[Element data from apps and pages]
--- START ---
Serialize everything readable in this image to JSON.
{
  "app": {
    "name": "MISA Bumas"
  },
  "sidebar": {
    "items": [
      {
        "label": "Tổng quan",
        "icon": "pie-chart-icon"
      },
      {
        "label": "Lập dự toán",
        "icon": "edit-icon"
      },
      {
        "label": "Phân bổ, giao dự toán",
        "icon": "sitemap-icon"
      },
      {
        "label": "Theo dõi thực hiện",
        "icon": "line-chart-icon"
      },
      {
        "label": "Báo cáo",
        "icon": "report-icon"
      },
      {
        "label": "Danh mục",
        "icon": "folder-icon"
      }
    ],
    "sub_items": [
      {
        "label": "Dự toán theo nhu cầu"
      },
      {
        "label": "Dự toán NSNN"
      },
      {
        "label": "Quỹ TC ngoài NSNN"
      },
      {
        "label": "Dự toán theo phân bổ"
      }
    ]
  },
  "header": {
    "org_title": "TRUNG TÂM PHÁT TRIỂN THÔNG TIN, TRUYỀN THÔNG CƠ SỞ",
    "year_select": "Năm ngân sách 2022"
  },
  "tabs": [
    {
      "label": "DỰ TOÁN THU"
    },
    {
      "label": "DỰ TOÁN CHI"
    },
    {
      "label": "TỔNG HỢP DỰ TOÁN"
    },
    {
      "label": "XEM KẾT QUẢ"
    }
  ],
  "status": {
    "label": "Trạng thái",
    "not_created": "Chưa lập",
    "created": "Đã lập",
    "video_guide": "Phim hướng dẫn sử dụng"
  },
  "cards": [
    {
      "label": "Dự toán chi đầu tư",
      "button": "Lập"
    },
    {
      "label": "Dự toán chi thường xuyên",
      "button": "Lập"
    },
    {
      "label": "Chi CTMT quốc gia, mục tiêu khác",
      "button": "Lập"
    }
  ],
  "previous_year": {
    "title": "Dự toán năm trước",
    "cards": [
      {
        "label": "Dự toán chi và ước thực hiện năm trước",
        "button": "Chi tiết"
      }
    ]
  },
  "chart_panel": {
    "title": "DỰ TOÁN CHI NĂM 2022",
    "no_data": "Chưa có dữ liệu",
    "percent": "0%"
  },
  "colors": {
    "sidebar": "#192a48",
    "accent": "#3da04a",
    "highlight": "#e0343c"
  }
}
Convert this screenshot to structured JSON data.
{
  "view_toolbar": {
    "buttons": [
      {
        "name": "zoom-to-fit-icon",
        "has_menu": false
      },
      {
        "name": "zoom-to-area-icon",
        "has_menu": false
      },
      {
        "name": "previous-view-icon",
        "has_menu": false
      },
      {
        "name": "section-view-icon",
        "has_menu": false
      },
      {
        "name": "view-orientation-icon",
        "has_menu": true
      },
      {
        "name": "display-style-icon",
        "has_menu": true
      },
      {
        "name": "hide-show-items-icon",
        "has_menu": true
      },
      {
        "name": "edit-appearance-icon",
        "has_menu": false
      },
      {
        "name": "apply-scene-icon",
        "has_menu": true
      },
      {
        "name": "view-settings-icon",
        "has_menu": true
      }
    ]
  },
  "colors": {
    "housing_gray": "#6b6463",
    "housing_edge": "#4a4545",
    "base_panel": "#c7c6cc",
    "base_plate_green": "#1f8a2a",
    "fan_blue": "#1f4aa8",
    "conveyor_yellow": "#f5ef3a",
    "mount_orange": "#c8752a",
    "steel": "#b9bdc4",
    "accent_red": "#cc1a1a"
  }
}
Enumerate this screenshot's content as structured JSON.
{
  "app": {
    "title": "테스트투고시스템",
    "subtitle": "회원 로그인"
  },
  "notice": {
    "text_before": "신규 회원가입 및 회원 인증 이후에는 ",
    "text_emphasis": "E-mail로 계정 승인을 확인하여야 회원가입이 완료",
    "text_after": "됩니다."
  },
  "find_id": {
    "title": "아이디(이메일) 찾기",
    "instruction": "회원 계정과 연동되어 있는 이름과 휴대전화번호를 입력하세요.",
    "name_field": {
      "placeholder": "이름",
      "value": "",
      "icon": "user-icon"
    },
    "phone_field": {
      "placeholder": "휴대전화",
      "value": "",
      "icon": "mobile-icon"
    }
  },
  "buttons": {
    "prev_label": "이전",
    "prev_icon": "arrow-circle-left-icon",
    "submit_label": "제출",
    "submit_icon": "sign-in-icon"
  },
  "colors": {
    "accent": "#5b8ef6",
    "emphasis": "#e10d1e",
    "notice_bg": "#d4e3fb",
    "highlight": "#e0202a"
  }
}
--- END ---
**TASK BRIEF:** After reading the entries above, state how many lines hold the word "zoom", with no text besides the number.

**TASK RESPONSE:** 2